On This Day in Jewish History: January 21, 1945
Tunisian-Jewish boxing champion Victor “Young” Perez is killed on the death marches by the Nazis leaving Monowitz, a subcamp of Auschwitz concentration camp. Victor Perez grew up in a predominantly Jewish neighborhood in Tunis. At that time, Tunisia was still a French protectorate. He began training at the age of 14 with his older brother, “Kid” Perez, at a Maccabi boxing club in Tunisia.
Perez moved to Paris to advance his boxing career. In 1930, he managed to win the French championship in the flyweight class. Shortly thereafter, he defeated the American competitor to win the flyweight world championship and became the youngest world champion in boxing history at the time.
Shortly after this success, his results began to decline, and his weight class changed. After the German invasion of Paris in 1940, Perez attempted to escape but was unsuccessful. It's important to note, when the Nazis gained control of France, they also gained control of his birthplace, Tunisia, through France’s Vichy government. About 5,000 Tunisian Jews were rounded up and placed in at least 32 labor camps around Tunisia.
Three years later in 1943, the Nazis Gestapo arrested Perez and sent him Drancy concentration camp. From there, he was sent to Monowitz, a subcamp within the Auschwitz concentration camp system. The camp made up of slave labor from mostly imprisoned Jews where the life expectancy of Jewish workers was a mere 3 to 4 months upon arrival. In Monowitz, the Nazis forced Perez to box for their entertainment.
In January of 1945, the Nazis initiated the death marches (see previous post on @onthisdayinjewishistory). Perez was forced out of Monowitz and was murdered before reaching Loslau; it is understood that he was shot by Nazi guards.
The story of Perez’s life continues to be honored. In 1986, he was inducted into the International Jewish Sports Hall of Fame. In 2013, his life was featured in the French biographical film “Victor Young Perez”. His life serves as a symbol of achievement and perseverance.

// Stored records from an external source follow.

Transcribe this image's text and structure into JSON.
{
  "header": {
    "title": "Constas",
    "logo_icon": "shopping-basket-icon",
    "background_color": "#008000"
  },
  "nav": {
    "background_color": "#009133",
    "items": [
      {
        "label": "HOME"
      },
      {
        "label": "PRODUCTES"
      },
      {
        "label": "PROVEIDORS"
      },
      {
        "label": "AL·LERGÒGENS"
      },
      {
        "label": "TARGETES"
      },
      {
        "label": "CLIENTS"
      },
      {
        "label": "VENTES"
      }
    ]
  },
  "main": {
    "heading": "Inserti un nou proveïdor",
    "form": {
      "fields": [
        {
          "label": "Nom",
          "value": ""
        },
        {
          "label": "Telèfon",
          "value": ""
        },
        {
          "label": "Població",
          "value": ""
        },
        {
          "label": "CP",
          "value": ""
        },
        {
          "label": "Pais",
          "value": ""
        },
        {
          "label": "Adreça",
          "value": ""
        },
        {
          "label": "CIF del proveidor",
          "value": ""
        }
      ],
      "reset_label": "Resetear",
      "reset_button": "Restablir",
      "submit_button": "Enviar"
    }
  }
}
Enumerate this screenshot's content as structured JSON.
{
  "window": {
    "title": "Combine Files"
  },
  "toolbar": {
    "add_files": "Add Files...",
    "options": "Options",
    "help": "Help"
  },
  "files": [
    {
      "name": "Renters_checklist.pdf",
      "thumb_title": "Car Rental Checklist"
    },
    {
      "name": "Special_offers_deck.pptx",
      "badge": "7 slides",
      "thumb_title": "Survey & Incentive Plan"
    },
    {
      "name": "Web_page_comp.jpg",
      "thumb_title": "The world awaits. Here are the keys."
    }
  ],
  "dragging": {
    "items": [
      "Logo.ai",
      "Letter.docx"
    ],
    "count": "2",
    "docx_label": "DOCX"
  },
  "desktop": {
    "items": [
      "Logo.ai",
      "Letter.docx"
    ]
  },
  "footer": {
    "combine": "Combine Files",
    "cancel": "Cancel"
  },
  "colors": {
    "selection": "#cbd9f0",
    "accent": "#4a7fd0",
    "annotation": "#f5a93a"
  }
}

At the same time, his story reminds us that the Nazi persecution of the Jewish People was not limited to Jews from European countries, but any Jew who came under Nazi control.
Anatomy of the Auschwitz death camp by Yisrael Gutman, Michael Berenbaum. Indiana University Press (1998). ISBN 025320884X, ISBN 978-0253208842.